Why is my water bill so high? The 5 most common reasons for a sudden hefty bill

The experts weigh in to help explain what's running up your water bills

kitchen with circular sink on worktop
(Image credit: Future PLC/Anna Stathaki)

Do you often find yourself asking 'why is my water bill so high?' As water bill prices are set to see a record increase from April, many are keen to find ways to cut costs and save money on water bills ahead of the rise.

It's oftentimes that we don't even realise the little things that are unknowingly adding to the number on our water bills – but it's not all doom and gloom, as it's simple to reduce these costs just by making some small changes.

Butler sink in a beige shaker style kitchen with brass accents and a black brick wall

(Image credit: Future PLC/Colin Poole)

Why is my water bill so high? The 5 most common reasons, explained by experts

We've asked the experts to weigh in and help us identify the 5 most common reasons to help you answer the question, 'Why is my water bill so high?' Here's everything you need to know so you can take steps to help reduce this area of your utility bills.

1. Fix any dripping taps

Polly Shearer, design expert at Tap Warehouse advises that it's 'crucial to fix any dripping taps in your bathroom and kitchen rather than ignoring them, as something as minor as this can make your water bill skyrocket.'

'A trickling tap can waste over 450 litres of water a day, costing you a shocking £300 extra on top of your water bill each year.' Luckily enough, you can fix a dripping tap and fix a leaky showerhead at home yourself by following the right guidance.

Sink with black taps and white metro tiled splashback

(Image credit: Future PLC)

2. Check for leaks

Following on from dripping taps, water leaks can also cause your water bill to skyrocket. Julian Hobday at KindWater explains that 'this is because when pipes leak, water is continuously flowing through the system, even when you're not using the appliances.' Therefore, it's important to be clued on how to spot the signs of a leak

James Longley, managing director at Utility Bidder advises checking underneath your home appliances like washing machines and dishwashers for any leaks. Water leaks are oftentimes also associated with damp and condensation on walls and ceilings.

Polly Shearer at Tap Warehouse warns that a leaking toilet can waste up to 400 litres a day, which is enough to fill five whole baths. That's a lot of wasted water. 

shower with pink tiles, green potted plant and black shower with black shower head

(Image credit: Future PLC/markcoflaherty)

3. Meter inaccuracies

Around half of UK households have a water meter, which has on average helped those who use one use less water and save money as a result. However, Julian Hobday at KindWater warns that an inaccurate meter reading can lead to a higher water bill.

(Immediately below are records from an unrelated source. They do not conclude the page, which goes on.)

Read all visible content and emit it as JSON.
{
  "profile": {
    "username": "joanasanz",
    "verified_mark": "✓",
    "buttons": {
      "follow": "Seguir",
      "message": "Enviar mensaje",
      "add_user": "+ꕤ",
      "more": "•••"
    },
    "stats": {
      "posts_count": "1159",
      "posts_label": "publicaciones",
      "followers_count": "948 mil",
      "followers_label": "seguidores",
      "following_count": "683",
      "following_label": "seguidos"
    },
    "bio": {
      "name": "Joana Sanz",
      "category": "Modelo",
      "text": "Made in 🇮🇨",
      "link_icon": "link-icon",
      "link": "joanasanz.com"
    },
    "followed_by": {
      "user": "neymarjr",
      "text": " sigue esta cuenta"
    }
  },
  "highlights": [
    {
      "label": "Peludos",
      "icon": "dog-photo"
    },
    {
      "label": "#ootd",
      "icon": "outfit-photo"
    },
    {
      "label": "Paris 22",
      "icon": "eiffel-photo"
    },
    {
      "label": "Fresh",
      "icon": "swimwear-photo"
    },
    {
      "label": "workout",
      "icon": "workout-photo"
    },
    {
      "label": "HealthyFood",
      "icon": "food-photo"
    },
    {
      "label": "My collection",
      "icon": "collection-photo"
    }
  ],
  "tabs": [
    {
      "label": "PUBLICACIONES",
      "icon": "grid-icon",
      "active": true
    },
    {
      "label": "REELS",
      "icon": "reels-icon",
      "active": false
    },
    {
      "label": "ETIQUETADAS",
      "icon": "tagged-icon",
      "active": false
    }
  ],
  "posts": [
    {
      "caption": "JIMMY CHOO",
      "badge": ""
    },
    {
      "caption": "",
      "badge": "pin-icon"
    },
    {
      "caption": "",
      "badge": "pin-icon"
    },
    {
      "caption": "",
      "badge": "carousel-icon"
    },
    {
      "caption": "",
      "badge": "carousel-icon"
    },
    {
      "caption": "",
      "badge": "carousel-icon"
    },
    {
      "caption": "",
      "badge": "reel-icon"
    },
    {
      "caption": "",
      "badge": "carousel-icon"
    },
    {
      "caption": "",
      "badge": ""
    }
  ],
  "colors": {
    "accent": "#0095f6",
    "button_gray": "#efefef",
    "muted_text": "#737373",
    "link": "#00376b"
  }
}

If you suspect that this could be a reason, Julian advises contacting your water utility company to request an inspection. 'If the meter is inaccurate, damaged, or beyond repair, it will most likely need replacing, which is a service the water company should provide for free.' 

kitchen with circular sink on worktop

(Image credit: Future PLC / Holly Jolliffe)

4. Changes at home – new home appliances, hosting guests, etc

We often miss out on this one in our calculations: slight changes in our day-to-day routines. James Longley at Utility Bidder explains that 'new appliances such as washing machines or dishwashers can use more water than your old ones.'

'The average person uses 140 litres of water each day,' but factors such as recently having guests over, or spending more time in your home will inevitably increase your water bill.

White utility room with laundry rail above belfast sink

(Image credit: Future PLC/James French)

5. Hard water

This one is quite a lesser-known reason why your water bill may be so high: the effects of hard water on your water system. 'Hard water contains a high amount of magnesium and calcium which leads to limescale build-up on pipes and appliances, damaging and reducing their efficiency,' explains Julian Hobday at KindWater.

'Decreased hot water efficiency means it will take longer for appliances like showers to provide a decent amount of hot water, driving up bills.' It also takes longer for your soap to lather, making you spend longer in the shower.

An easy way to spot hard water in your water system is the prevalent build-up of limescale. Julian Hobday advises those affected to consider buying a water softener. In turn, 'you could save up to £1100 a year across household bills, washing and cleaning products, and appliance maintenance.'

White bathroom with black and white towel

(Image credit: Future PLC / Heather Gunn)

Of course, above all, it's important to consider and be more mindful of your water usage to ultimately cut costs, but we hope these reasons will help connect the dots to explain a sudden hefty water bill.

Jullia Joson
Junior Writer

Jullia Joson is a Junior Writer at Ideal Home. She's always loved all things homes and interiors, graduating with a bachelor's degree in Architectural Studies from the University of Nottingham where her love for journalism blossomed following her internship at ArchDaily. Now focused on home tech, Jullia works on writing features and explainers to help people make the most of their home appliance investments. When she isn't writing, she loves exploring the city, coffee shop hopping, and losing hours to a cosy game.